> Problem requirements: Report all lines of the data below that hold the word "selected".
"""
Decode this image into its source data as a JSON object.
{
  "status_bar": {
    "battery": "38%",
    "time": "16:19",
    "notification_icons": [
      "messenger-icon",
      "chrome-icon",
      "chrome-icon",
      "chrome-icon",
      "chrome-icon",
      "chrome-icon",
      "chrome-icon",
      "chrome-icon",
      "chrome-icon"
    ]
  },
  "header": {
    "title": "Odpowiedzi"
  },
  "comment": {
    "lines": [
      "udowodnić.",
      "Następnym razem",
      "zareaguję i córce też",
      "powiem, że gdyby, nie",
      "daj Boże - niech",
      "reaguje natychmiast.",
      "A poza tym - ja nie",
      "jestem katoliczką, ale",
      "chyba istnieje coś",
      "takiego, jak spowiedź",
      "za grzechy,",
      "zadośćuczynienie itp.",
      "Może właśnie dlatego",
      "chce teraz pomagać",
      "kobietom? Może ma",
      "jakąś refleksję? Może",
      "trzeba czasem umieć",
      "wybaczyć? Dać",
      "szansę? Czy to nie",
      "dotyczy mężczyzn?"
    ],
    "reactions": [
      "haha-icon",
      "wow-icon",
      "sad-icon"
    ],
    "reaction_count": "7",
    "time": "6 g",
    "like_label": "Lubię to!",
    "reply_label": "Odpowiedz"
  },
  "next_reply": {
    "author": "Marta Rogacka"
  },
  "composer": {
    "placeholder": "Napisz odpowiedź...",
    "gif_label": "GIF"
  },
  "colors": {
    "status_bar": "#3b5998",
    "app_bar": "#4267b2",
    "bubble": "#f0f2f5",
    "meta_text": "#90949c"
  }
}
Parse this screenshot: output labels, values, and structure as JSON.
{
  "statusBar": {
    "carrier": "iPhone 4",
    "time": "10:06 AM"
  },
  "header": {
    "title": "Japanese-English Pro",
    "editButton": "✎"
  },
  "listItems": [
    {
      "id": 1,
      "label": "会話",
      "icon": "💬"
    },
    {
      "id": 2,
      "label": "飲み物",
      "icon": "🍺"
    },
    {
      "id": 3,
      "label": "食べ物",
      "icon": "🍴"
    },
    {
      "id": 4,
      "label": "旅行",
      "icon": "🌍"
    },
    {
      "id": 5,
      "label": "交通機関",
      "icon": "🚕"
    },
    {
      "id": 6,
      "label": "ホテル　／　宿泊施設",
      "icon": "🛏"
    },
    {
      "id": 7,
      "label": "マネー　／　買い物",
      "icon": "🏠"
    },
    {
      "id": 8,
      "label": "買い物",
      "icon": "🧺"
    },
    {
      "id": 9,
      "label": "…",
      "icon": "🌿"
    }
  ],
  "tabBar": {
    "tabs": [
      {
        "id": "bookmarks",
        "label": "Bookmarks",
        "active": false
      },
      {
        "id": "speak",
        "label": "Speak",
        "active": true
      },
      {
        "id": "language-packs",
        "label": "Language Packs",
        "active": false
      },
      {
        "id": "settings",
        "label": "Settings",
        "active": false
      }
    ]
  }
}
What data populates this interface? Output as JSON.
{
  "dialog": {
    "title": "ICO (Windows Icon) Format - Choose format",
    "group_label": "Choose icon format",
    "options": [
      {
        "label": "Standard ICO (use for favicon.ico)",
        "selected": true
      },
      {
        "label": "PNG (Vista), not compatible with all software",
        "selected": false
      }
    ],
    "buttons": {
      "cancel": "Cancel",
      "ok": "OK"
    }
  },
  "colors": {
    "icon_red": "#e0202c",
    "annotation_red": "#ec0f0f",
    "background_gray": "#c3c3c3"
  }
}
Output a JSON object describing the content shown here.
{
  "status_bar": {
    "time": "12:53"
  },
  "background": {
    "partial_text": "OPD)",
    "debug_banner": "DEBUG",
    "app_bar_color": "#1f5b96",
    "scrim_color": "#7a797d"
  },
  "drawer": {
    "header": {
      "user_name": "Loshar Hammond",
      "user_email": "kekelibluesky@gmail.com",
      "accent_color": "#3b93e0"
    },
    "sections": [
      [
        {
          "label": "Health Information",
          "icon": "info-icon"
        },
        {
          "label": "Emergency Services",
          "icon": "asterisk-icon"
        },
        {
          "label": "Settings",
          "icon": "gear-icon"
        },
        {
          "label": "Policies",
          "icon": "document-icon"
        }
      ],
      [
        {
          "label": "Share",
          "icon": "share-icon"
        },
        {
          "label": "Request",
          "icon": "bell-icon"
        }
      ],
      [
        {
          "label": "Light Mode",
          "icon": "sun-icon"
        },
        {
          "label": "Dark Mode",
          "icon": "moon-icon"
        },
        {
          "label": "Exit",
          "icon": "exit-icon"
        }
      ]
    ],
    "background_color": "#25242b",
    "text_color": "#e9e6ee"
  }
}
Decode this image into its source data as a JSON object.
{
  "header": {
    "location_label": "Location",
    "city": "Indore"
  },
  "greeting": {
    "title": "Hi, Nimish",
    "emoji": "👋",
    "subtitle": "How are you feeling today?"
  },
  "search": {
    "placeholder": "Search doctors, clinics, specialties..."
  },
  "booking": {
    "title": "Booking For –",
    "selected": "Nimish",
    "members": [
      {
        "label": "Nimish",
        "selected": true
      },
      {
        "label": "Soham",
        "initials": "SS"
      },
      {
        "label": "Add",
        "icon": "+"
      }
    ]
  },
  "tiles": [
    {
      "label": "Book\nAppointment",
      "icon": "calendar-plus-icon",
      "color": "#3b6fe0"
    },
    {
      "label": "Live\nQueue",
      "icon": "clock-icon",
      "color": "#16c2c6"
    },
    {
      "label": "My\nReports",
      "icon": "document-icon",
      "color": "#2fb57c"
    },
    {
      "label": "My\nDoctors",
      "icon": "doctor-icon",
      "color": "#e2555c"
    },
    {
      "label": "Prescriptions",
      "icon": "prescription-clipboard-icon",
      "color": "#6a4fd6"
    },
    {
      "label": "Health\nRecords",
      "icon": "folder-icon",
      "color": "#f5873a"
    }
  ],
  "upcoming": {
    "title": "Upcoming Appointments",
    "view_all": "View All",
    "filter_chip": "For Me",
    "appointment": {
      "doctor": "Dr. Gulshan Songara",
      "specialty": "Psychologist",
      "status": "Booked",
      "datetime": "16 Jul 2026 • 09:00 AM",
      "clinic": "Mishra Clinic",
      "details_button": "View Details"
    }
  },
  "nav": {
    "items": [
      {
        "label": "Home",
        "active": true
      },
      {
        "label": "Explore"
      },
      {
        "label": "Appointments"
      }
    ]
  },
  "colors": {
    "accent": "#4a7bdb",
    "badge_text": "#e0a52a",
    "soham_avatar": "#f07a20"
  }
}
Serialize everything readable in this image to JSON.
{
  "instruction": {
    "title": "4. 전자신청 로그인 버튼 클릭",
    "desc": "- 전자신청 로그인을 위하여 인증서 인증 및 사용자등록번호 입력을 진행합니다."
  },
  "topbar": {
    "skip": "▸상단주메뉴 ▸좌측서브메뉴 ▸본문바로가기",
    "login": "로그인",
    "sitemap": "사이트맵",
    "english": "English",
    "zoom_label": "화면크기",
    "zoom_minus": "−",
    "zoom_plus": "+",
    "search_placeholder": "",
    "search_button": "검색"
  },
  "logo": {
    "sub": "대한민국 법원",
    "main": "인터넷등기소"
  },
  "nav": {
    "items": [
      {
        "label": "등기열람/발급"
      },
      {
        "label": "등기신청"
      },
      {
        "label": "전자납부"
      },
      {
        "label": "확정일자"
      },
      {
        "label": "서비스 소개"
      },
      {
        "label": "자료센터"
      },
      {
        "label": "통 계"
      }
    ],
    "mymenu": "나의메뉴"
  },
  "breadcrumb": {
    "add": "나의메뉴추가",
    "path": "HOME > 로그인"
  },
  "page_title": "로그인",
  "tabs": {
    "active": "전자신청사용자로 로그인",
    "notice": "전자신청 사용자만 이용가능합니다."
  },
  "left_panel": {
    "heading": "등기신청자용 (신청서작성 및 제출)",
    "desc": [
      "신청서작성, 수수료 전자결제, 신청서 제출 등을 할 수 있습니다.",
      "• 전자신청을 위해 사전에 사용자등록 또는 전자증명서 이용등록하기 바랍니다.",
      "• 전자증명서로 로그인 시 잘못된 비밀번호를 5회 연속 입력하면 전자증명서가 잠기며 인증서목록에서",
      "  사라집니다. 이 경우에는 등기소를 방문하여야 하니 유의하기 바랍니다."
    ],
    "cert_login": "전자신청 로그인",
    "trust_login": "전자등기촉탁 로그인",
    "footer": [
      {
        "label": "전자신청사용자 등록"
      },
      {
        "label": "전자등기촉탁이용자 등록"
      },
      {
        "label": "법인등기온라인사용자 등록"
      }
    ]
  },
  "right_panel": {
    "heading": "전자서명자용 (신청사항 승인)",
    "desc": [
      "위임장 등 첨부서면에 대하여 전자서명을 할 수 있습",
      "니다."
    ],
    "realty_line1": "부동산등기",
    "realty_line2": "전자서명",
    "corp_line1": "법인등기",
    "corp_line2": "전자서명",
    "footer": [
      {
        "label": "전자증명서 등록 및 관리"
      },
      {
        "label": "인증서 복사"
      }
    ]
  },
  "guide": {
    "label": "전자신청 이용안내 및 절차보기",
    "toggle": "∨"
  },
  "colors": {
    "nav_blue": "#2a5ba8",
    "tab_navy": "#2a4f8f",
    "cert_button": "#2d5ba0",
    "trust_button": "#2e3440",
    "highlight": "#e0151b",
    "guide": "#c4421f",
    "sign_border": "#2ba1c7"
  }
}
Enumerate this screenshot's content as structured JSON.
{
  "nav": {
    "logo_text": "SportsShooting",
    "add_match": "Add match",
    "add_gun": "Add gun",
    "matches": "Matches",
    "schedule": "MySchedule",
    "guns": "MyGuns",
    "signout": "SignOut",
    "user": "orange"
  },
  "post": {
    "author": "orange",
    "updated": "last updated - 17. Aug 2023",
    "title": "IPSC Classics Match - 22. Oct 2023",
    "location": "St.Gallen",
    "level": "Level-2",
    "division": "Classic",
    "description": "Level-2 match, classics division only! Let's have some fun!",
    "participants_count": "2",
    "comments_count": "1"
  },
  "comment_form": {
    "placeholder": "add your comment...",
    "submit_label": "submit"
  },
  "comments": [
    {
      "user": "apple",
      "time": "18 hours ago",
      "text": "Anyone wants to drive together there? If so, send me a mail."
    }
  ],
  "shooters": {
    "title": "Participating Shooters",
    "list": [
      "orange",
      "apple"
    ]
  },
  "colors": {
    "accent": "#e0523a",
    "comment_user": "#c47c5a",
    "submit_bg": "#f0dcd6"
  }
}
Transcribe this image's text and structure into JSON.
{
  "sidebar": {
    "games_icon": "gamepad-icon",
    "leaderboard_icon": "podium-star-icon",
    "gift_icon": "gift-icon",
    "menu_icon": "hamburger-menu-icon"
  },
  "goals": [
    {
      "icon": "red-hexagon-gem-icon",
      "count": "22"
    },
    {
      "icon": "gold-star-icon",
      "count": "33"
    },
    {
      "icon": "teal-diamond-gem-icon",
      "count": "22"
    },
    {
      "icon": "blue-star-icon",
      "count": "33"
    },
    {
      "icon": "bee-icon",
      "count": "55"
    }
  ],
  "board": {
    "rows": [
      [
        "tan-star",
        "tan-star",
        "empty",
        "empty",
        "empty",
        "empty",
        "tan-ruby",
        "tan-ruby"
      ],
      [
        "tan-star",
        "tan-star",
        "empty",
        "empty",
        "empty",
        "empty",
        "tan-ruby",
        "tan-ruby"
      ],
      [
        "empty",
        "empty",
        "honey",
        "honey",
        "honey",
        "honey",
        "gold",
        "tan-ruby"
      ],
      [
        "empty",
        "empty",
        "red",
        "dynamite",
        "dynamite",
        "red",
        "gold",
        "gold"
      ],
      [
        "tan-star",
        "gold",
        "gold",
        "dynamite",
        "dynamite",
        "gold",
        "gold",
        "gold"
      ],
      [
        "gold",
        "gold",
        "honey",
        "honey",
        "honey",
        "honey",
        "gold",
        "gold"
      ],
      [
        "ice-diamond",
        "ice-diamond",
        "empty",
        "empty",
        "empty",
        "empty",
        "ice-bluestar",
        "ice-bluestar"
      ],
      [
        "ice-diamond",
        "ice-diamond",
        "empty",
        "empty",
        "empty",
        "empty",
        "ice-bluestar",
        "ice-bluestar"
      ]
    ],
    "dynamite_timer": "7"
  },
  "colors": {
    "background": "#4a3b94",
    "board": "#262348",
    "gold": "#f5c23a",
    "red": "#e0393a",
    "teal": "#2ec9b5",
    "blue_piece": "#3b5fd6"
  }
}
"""
> Solution:
        "selected": true
        "selected": false
    "selected": "Nimish",
        "selected": true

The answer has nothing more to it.